"I suspect we might do him a little bit better if we all went down to Baltimore and spent some time with him down there," Billings said with more than a trace of wryness. Barnes, a liberal politician, is spending most of his waking hours in the port city looking for votes.
Billings, knowing well the folly of criticizing one of Montgomery's most popular officeholders, was not denigrating Barnes. Rather, he was delivering a simple message to his rivals and the 60 Democratic Party officials in the audience: Mike Barnes may be a model U.S. representative, well suited to his affluent and liberal district, but he is not running for election to the House. Several other Democrats are.

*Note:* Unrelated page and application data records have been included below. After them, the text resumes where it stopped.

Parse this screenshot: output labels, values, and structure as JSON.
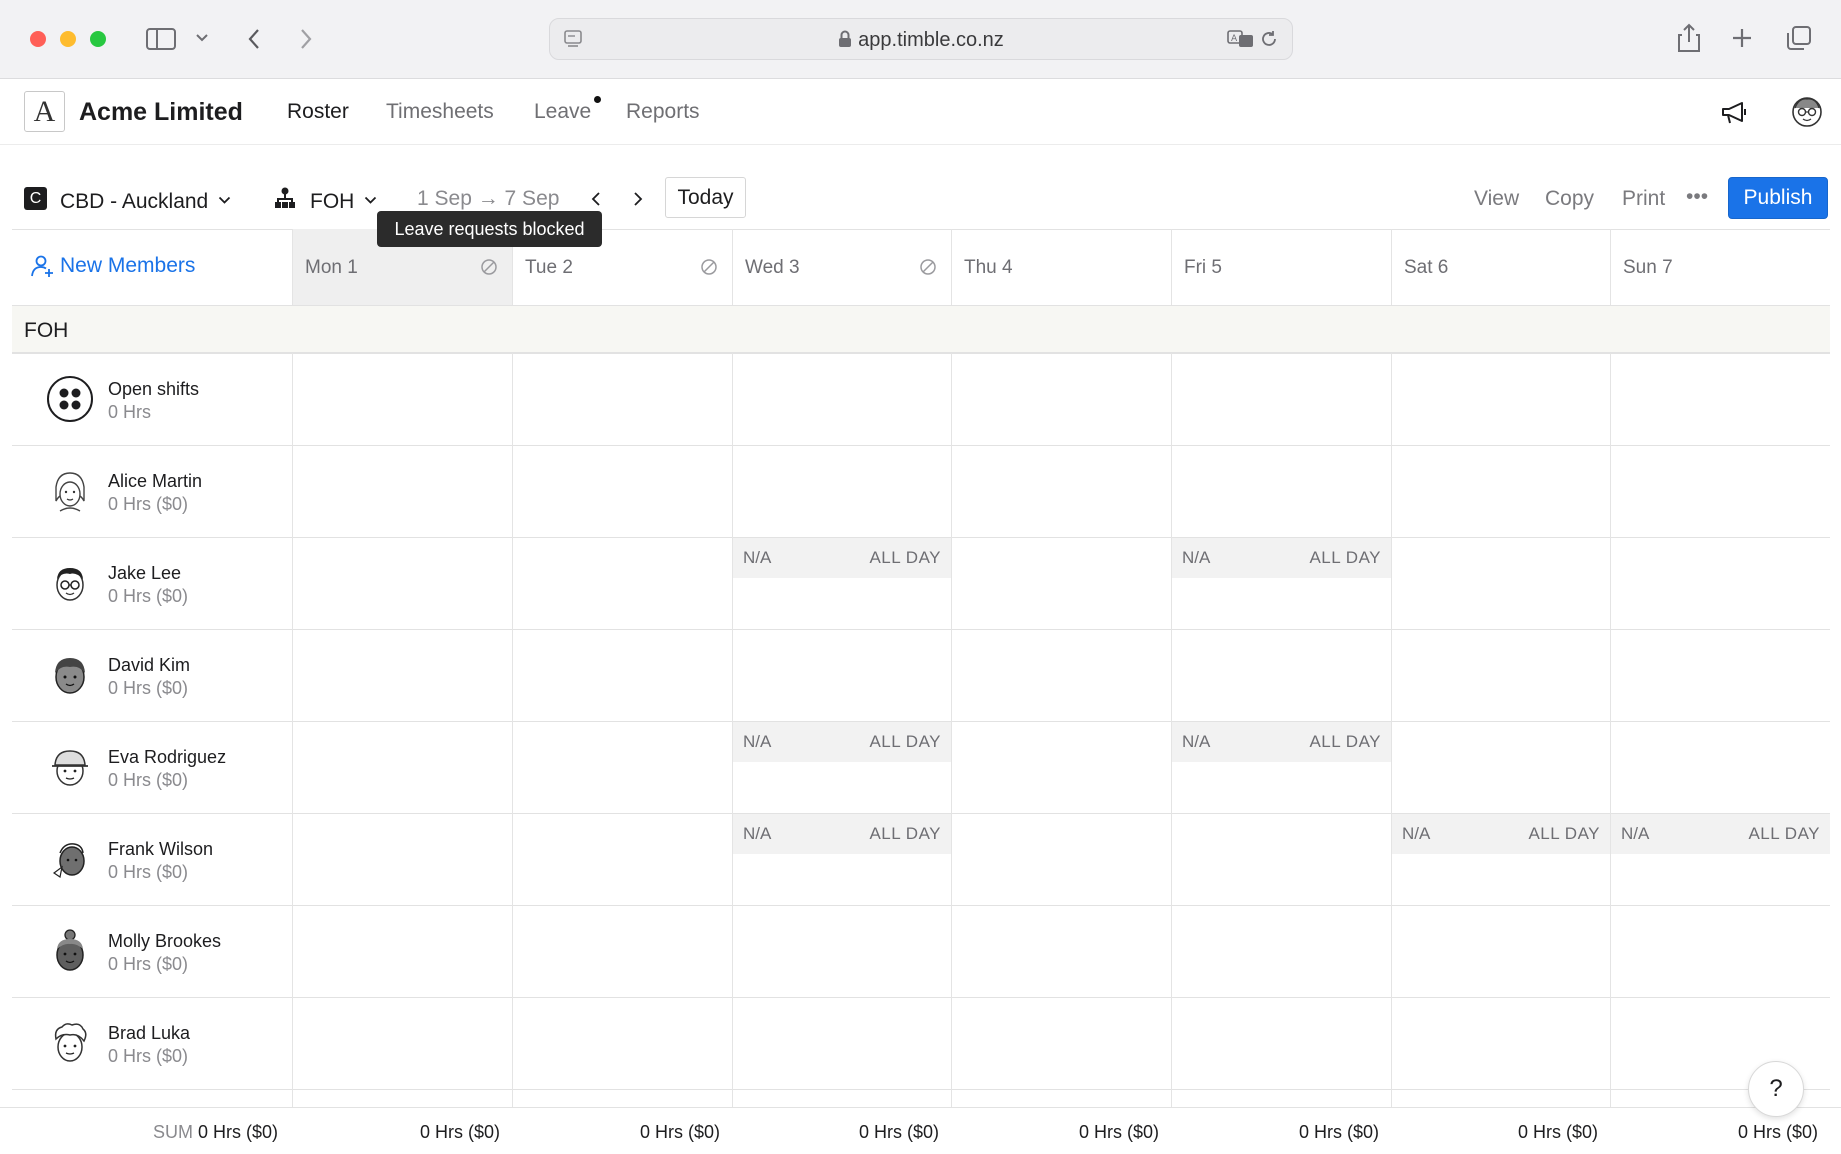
{
  "browser": {
    "url": "app.timble.co.nz"
  },
  "app": {
    "company": "Acme Limited",
    "logo_letter": "A",
    "nav": [
      {
        "label": "Roster",
        "active": true
      },
      {
        "label": "Timesheets",
        "active": false
      },
      {
        "label": "Leave",
        "active": false,
        "has_dot": true
      },
      {
        "label": "Reports",
        "active": false
      }
    ]
  },
  "toolbar": {
    "location_badge": "C",
    "location": "CBD - Auckland",
    "department": "FOH",
    "date_range": "1 Sep → 7 Sep",
    "today": "Today",
    "view": "View",
    "copy": "Copy",
    "print": "Print",
    "more": "•••",
    "publish": "Publish",
    "tooltip": "Leave requests blocked"
  },
  "roster": {
    "new_members": "New Members",
    "days": [
      {
        "label": "Mon 1",
        "blocked": true,
        "highlight": true
      },
      {
        "label": "Tue 2",
        "blocked": true,
        "highlight": false
      },
      {
        "label": "Wed 3",
        "blocked": true,
        "highlight": false
      },
      {
        "label": "Thu 4",
        "blocked": false,
        "highlight": false
      },
      {
        "label": "Fri 5",
        "blocked": false,
        "highlight": false
      },
      {
        "label": "Sat 6",
        "blocked": false,
        "highlight": false
      },
      {
        "label": "Sun 7",
        "blocked": false,
        "highlight": false
      }
    ],
    "section": "FOH",
    "members": [
      {
        "name": "Open shifts",
        "hours": "0 Hrs",
        "avatar": "open-shifts-icon",
        "na": []
      },
      {
        "name": "Alice Martin",
        "hours": "0 Hrs ($0)",
        "avatar": "avatar-alice",
        "na": []
      },
      {
        "name": "Jake Lee",
        "hours": "0 Hrs ($0)",
        "avatar": "avatar-jake",
        "na": [
          2,
          4
        ]
      },
      {
        "name": "David Kim",
        "hours": "0 Hrs ($0)",
        "avatar": "avatar-david",
        "na": []
      },
      {
        "name": "Eva Rodriguez",
        "hours": "0 Hrs ($0)",
        "avatar": "avatar-eva",
        "na": [
          2,
          4
        ]
      },
      {
        "name": "Frank Wilson",
        "hours": "0 Hrs ($0)",
        "avatar": "avatar-frank",
        "na": [
          2,
          5,
          6
        ]
      },
      {
        "name": "Molly Brookes",
        "hours": "0 Hrs ($0)",
        "avatar": "avatar-molly",
        "na": []
      },
      {
        "name": "Brad Luka",
        "hours": "0 Hrs ($0)",
        "avatar": "avatar-brad",
        "na": []
      }
    ],
    "na_label": "N/A",
    "all_day_label": "ALL DAY"
  },
  "footer": {
    "sum_label": "SUM",
    "total": "0 Hrs ($0)",
    "day_totals": [
      "0 Hrs ($0)",
      "0 Hrs ($0)",
      "0 Hrs ($0)",
      "0 Hrs ($0)",
      "0 Hrs ($0)",
      "0 Hrs ($0)",
      "0 Hrs ($0)"
    ]
  },
  "help": "?"
}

Billings' message was calculated. Trailing Bainum and County Council member Esther P. Gelman in fund raising, he badly needs the attention of Democratic Party regulars. To do that, Billings has tried to separate himself from the pack, attacking the policies of the Reagan administration with more spirit than the other Democratic primary candidates.

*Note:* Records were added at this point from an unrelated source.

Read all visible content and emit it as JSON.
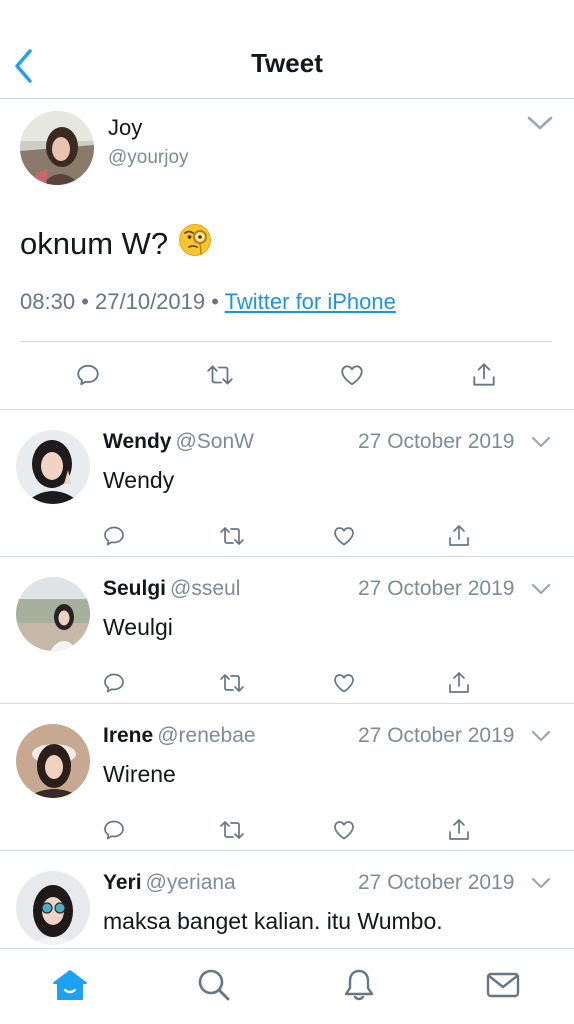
{
  "header": {
    "title": "Tweet"
  },
  "main_tweet": {
    "name": "Joy",
    "handle": "@yourjoy",
    "text": "oknum W?",
    "emoji": "🧐",
    "time": "08:30",
    "date": "27/10/2019",
    "source": "Twitter for iPhone"
  },
  "replies": [
    {
      "name": "Wendy",
      "handle": "@SonW",
      "date": "27 October 2019",
      "text": "Wendy"
    },
    {
      "name": "Seulgi",
      "handle": "@sseul",
      "date": "27 October 2019",
      "text": "Weulgi"
    },
    {
      "name": "Irene",
      "handle": "@renebae",
      "date": "27 October 2019",
      "text": "Wirene"
    },
    {
      "name": "Yeri",
      "handle": "@yeriana",
      "date": "27 October 2019",
      "text": "maksa banget kalian. itu Wumbo."
    }
  ],
  "colors": {
    "accent": "#1da1f2",
    "link": "#1b95e0",
    "secondary_text": "#657786",
    "icon": "#657786"
  },
  "tabbar": {
    "icons": [
      "home-icon",
      "search-icon",
      "notifications-icon",
      "messages-icon"
    ],
    "active": "home-icon"
  }
}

Billings even went so far last week as to suggest that candidates voluntarily limit their campaign spending, an idea that won nothing but silence from Bainum, Gelman, Sickles and Wendell M. Holloway, a lobbyist who also is running in the 8th District.

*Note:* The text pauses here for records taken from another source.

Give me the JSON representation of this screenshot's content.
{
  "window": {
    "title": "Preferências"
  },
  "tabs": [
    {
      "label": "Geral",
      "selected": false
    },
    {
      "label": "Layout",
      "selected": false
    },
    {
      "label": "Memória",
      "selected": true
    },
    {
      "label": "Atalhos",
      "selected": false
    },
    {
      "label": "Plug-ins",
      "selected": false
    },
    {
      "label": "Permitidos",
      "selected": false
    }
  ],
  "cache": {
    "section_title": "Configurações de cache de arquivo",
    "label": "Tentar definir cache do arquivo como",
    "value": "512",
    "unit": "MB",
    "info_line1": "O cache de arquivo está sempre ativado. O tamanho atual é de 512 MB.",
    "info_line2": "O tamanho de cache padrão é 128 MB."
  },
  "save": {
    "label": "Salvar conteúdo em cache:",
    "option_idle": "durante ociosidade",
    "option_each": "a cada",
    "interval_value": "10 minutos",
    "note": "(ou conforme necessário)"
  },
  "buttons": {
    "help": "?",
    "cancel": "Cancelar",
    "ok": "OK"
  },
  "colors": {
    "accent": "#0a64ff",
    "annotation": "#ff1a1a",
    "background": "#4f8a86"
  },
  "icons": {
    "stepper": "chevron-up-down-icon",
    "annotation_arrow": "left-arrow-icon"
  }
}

Still, many Democrats who are watching the primary race believe Billings is on to something. The electorate, they say, may soon tire of candidates who try to wear Barnes' mantle without first checking the fit.
Sickles, for instance, announced at the forum last week that his friends had urged him to run for Barnes' seat because "I could continue to do the work that Mike was doing." Sickles, who held an at-large seat in Congress in the mid-1960s, added that Barnes "has continued to support the very positions that I espoused when I was the congressman for the 8th District."
In the same vein, Bainum hailed Barnes as "the very best congressman Montgomery County has ever had.
"It'll be a real challenge to fill Mike Barnes' shoes for our next congressman," Bainum added. "This is a challenge which I welcome."
At a time when budget cuts threaten federal funding for Metro subway construction, highways and other programs vital to Montgomery's prosperity, some Democrats are growing tired of these candidates promoting themselves as the sole heirs to Barnes' tradition of national leadership on foreign policy issues.
The four months remaining before the Democratic primary is not nearly enough time for the five pretenders to the throne to duplicate that impressive record. Nor should they even try.
"Mike Barnes is the only guy who could do what he did," said one Democratic Party activist and longtime Barnes admirer. "He made no enemies and was never a threat to anybody.
"But he also has no flash, no pizazz, no oomph. All these new guys are trying to be like Mike, but it doesn't play."
One reason it will not play is that unlike Barnes, a shiny-bright newcomer when he was first elected to Congress in 1978, several of the Montgomery Democrats racing to succeed him will carry their own peculiar baggage into the primary in September.
Bainum, for instance, is an articulate and intelligent candidate, but his transparent ambition has irritated some Democrats over the years. Gelman, too, has made a number of political enemies, and now is using party elders such as former state senator Victor L. Crawford as go-betweens to make peace with other Democratic leaders.
Sickles, whose experience on Capitol Hill and spirit of fair play have won him many admirers, has his deepest political roots in Prince George's County, not Montgomery.
Similarly, Billings, who loves to play the role of a blunt-spoken Westerner, can be his own worst enemy sometimes. But in his wife Patricia, a tireless worker for the Democratic Party in the county, Billings has an asset that likely will translate into votes this fall.
"Leon is trying to be the cowboy because he knows he's a damn fool if he doesn't," said one prominent Democrat. "And he's right. Where's the spark, the fire, the new ideas in this race?"
"There are no philosophical differences here," said Crawford, a longtime observer of Montgomery politics. "The candidates are like soldiers in a row. Who do you pick?"